based on 8 ratings
Author: Shumit DasGupta
Life Science 
Grade Level
Late Middle/High school 
Difficulty of Project

Red wiggler worms are the lion’s share of the cost here. If you can find them locally, be prepared to spend about $22 for a lb, although you will likely not need that many. Many plant nurseries will sell them for about $10-$14 for approximately 300 worms- more than enough. The bonus about doing this project is that much of what you need in the project can be used to set up your own vermicomposting system at home afterwards, and all the other components are recyclable!

TOTAL: $10-$30 
Safety Issues

Always wash hands after handling both worms and composted materials. 

Material Availability

Outside of procuring the correct worms, all other materials are easily available.  

Approximate Time Required to Complete the Project

While materials are easily available and the project may ignite a lifelong interest in ecology, it does take some time- you will get the best results if you give yourself not weeks but months- at least 2- to allow composting and the delicate underlying processes that bolster them to occur.

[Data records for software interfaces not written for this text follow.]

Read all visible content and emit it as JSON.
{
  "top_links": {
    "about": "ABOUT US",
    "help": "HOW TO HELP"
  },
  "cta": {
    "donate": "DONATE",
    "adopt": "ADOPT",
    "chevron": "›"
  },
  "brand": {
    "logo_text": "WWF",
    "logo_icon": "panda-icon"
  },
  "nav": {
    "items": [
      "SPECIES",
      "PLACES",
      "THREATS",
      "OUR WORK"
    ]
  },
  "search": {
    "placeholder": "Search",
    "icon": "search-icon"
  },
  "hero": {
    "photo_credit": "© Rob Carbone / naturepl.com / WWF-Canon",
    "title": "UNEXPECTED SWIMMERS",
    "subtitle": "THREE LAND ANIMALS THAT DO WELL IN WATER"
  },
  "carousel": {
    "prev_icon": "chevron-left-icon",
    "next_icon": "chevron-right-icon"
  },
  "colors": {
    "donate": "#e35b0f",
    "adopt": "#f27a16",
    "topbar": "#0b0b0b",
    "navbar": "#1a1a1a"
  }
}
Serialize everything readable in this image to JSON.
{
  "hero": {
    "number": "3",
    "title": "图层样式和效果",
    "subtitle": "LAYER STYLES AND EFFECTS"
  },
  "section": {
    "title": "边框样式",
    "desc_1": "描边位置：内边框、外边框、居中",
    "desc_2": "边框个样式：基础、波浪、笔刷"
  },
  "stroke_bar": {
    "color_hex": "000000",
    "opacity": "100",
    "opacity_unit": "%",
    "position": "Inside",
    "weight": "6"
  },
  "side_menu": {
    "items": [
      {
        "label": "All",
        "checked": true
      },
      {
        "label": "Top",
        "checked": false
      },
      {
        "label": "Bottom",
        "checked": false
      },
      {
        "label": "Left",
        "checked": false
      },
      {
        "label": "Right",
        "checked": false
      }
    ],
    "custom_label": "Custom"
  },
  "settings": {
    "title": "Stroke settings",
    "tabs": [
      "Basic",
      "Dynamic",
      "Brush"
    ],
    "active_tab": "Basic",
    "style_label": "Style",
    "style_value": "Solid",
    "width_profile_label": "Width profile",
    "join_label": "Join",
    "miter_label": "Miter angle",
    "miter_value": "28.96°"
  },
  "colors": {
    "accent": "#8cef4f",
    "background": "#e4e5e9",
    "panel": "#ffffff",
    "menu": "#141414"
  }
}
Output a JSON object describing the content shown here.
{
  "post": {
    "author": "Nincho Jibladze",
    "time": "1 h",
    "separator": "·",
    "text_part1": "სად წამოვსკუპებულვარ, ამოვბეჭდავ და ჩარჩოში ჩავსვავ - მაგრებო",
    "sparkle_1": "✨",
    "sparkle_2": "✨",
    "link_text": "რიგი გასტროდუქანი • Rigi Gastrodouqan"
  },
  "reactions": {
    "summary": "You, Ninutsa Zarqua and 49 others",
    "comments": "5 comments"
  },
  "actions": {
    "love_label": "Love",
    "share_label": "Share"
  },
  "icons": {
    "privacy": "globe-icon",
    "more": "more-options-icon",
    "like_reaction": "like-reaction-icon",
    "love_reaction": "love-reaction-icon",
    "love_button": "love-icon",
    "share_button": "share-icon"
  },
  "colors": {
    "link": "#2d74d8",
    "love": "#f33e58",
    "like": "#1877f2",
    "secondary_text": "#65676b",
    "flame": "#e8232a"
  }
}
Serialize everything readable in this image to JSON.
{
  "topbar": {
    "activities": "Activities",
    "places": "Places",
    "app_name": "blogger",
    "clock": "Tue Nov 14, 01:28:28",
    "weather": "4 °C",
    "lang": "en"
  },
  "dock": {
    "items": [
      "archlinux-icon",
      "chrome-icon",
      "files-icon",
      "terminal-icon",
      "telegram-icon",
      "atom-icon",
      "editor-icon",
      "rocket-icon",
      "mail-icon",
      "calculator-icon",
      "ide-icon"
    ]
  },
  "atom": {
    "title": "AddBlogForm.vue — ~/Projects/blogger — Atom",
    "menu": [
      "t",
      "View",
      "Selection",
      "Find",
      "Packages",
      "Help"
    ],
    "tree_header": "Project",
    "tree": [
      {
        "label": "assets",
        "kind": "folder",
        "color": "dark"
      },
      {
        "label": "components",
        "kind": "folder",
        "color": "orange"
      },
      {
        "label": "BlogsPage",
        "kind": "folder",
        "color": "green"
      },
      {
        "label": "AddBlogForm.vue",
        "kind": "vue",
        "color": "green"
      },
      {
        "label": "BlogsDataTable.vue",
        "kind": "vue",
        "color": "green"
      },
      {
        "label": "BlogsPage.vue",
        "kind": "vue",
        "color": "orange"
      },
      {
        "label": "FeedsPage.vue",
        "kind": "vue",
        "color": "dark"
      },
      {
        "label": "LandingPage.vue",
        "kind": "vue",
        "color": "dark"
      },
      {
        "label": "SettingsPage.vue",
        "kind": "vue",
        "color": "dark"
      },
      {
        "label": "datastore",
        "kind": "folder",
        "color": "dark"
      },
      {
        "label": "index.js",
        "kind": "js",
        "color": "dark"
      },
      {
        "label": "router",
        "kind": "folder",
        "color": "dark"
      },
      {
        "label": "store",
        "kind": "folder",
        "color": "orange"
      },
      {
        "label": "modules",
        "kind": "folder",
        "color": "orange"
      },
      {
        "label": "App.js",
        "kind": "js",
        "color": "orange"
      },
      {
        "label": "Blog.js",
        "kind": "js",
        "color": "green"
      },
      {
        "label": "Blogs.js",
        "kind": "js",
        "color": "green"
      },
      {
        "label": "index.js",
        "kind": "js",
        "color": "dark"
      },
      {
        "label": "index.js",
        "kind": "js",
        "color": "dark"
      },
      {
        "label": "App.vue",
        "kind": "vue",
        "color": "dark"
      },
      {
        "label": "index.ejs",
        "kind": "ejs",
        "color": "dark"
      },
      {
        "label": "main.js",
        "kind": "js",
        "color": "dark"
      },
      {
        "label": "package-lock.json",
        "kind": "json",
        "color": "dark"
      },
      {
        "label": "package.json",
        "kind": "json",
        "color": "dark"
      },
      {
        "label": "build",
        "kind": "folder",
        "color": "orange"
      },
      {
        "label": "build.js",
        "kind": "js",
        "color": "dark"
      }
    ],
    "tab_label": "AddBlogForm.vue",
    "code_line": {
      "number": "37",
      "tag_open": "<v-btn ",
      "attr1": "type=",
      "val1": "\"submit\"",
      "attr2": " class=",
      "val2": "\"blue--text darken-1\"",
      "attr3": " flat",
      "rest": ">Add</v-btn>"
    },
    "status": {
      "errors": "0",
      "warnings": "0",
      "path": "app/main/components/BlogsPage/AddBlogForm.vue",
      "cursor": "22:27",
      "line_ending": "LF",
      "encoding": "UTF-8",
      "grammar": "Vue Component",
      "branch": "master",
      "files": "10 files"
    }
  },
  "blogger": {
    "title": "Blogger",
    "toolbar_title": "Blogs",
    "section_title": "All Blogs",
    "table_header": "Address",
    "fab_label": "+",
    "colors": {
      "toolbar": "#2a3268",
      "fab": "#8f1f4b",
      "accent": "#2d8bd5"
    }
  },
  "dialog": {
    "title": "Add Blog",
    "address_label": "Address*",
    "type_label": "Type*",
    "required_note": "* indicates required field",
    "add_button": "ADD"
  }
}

It isn’t the most convenient of science fair projects in that respect, but considering our impact on the environment and our population growth, it may be the most important! 


The project aims to discern whether or not composting worms reproduce and thrive better with a specific food source.

To quantify the effect of specific food sources on red worm (Eisenia foetida) livelihood. 

Materials and Equipment / Ingredients

  • Red Wriggler worms(Eisenia foetida)
  • 6 Empty 2-liter bottles
  • Scissors and/or razor blade
  • Sharp needles
  • Packaging tape
  • Screen or netting or cheesecloth
  • Rubber band
  • Three different types of ‘food waste’- remains from your household meals.

Most materials can be found around the house or at the grocery store, with the exception of the worms. If they aren’t available at either a pet/aquarium store or your local plant nursery, they can be purchased online at the link listed in the bibliography. 


Landfills are becoming…well, full. We generate more trash and waste than ever before in our species’ history, and disposal of it might be our greatest environmental concern, all taken in balance. Composting is an effective way to return our wastes to the earth in a way that makes the materials available to be re-absorbed by natural and geo-chemical cycles. 

Vermicomposting- composting with worms- is a fast and efficient way to do this. However, as a discipline, it is still relatively young, and the more informatiom that can be found on how to effectively compost with worms, the better.

A diagram of how to construct a composting column can be found here: 

Research Questions
  • What is vermicomposting?
  • What is the life cycle of Eisenia foetida?
  • What is the difference between aerobic and anaerobic respiration?
  • What is decomposition?
  • What is a detritivore?
  • How can an effective composting unit be designed?
  • Describe the internal anatomy of an earthworm.
Terms, Concepts and Questions to Start Background Research

Detritivore, compost, humus, landfill, red wiggler, cocoon, decay, life cycle, nutrient recycling.

Add your own comment